Date of Award

Spring 5-6-2014


John Van Buren


Over three million people call Long Island their home. With access to beautiful landscapes, world-renowned beaches, and proximity to New York City, it is no wonder that so many proudly call this geographic stretch of glacial till their home. However, throughout the years our actions do not necessarily reflect this affection we have to our home. Years of sprawl and human infestation across the island have resulted in widespread environmental degradation. Specifically, the water we drink and the beaches we enjoy have become endangered. I plan on studying the urban ecology of how intensified population growth led to the eutrophication of the estuaries of the south shore as well how it has impacted our sole source aquifer. The natural history of Long Island sets the scene for discussing how these environmental problems arose from colonial outpost to modern day suburb. These water issues are inextricably linked to the loss of the maritime economy that followed. Long Island is surrounded by three main water bodies – the Long Island Sound to the north, the Peconic Estuary to the East, and the South Shore Estuary Reserve to the south. For the purpose of keeping the scope of this thesis concise, I focus on the latter water body. We can utilize overarching ecological design principles in tandem with policy solutions to better live in the place where we live, as well as crucially needed water policies to solve Long Island’s groundwater problem, applying federal and state legislation. My solutions address renewable energy use for the Island by looking at the proposed Long Island Off-Shore Wind Farm. These issues of sustainability are important to address if we want a secure future on this island that we call home.

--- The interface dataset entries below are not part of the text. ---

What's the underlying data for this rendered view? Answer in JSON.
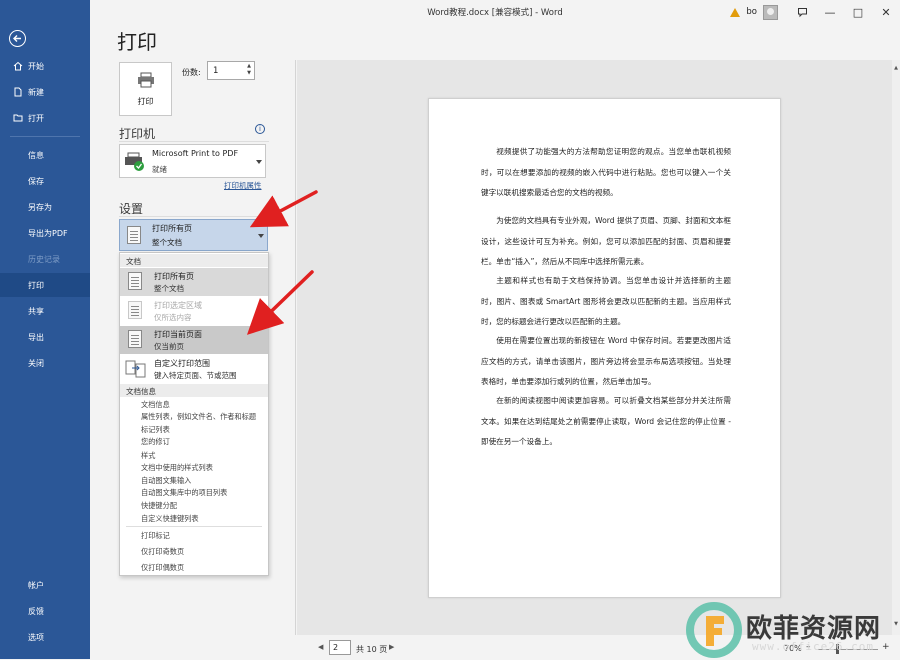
{
  "window": {
    "title": "Word教程.docx [兼容模式]  -  Word",
    "user": "bo",
    "controls": [
      "—",
      "□",
      "✕"
    ]
  },
  "sidebar": {
    "top_items": [
      {
        "label": "开始",
        "icon": "home-icon"
      },
      {
        "label": "新建",
        "icon": "new-doc-icon"
      },
      {
        "label": "打开",
        "icon": "folder-open-icon"
      }
    ],
    "mid_items": [
      {
        "label": "信息",
        "state": "normal"
      },
      {
        "label": "保存",
        "state": "normal"
      },
      {
        "label": "另存为",
        "state": "normal"
      },
      {
        "label": "导出为PDF",
        "state": "normal"
      },
      {
        "label": "历史记录",
        "state": "disabled"
      },
      {
        "label": "打印",
        "state": "active"
      },
      {
        "label": "共享",
        "state": "normal"
      },
      {
        "label": "导出",
        "state": "normal"
      },
      {
        "label": "关闭",
        "state": "normal"
      }
    ],
    "bottom_items": [
      "帐户",
      "反馈",
      "选项"
    ]
  },
  "print": {
    "heading": "打印",
    "button_label": "打印",
    "copies_label": "份数:",
    "copies_value": "1"
  },
  "printer": {
    "heading": "打印机",
    "name": "Microsoft Print to PDF",
    "status": "就绪",
    "properties_link": "打印机属性"
  },
  "settings": {
    "heading": "设置",
    "selected_line1": "打印所有页",
    "selected_line2": "整个文档"
  },
  "dropdown": {
    "doc_header": "文档",
    "options": [
      {
        "line1": "打印所有页",
        "line2": "整个文档",
        "state": "selected"
      },
      {
        "line1": "打印选定区域",
        "line2": "仅所选内容",
        "state": "disabled"
      },
      {
        "line1": "打印当前页面",
        "line2": "仅当前页",
        "state": "hover"
      },
      {
        "line1": "自定义打印范围",
        "line2": "键入特定页面、节或范围",
        "state": "normal"
      }
    ],
    "info_header": "文档信息",
    "info_items": [
      "文档信息",
      "属性列表，例如文件名、作者和标题",
      "标记列表",
      "您的修订",
      "样式",
      "文档中使用的样式列表",
      "自动图文集输入",
      "自动图文集库中的项目列表",
      "快捷键分配",
      "自定义快捷键列表"
    ],
    "extra_items": [
      "打印标记",
      "仅打印奇数页",
      "仅打印偶数页"
    ]
  },
  "document": {
    "paragraphs": [
      "视频提供了功能强大的方法帮助您证明您的观点。当您单击联机视频时，可以在想要添加的视频的嵌入代码中进行粘贴。您也可以键入一个关键字以联机搜索最适合您的文档的视频。",
      "为使您的文档具有专业外观，Word 提供了页眉、页脚、封面和文本框设计，这些设计可互为补充。例如，您可以添加匹配的封面、页眉和提要栏。单击“插入”，然后从不同库中选择所需元素。",
      "主题和样式也有助于文档保持协调。当您单击设计并选择新的主题时，图片、图表或 SmartArt 图形将会更改以匹配新的主题。当应用样式时，您的标题会进行更改以匹配新的主题。",
      "使用在需要位置出现的新按钮在 Word 中保存时间。若要更改图片适应文档的方式，请单击该图片，图片旁边将会显示布局选项按钮。当处理表格时，单击要添加行或列的位置，然后单击加号。",
      "在新的阅读视图中阅读更加容易。可以折叠文档某些部分并关注所需文本。如果在达到结尾处之前需要停止读取，Word 会记住您的停止位置 - 即使在另一个设备上。"
    ]
  },
  "pager": {
    "current": "2",
    "total_label": "共 10 页",
    "zoom": "70%"
  },
  "watermark": {
    "text": "欧菲资源网",
    "url": "www.office26.com"
  },
  "colors": {
    "sidebar": "#2b5797",
    "active": "#1f4a86",
    "arrow": "#e02020"
  }
}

In this thesis, I strive to examine the effects of three million people living on an island with finite resources and how together and through exciting and innovative new designs we can create a more sustainable way of island life.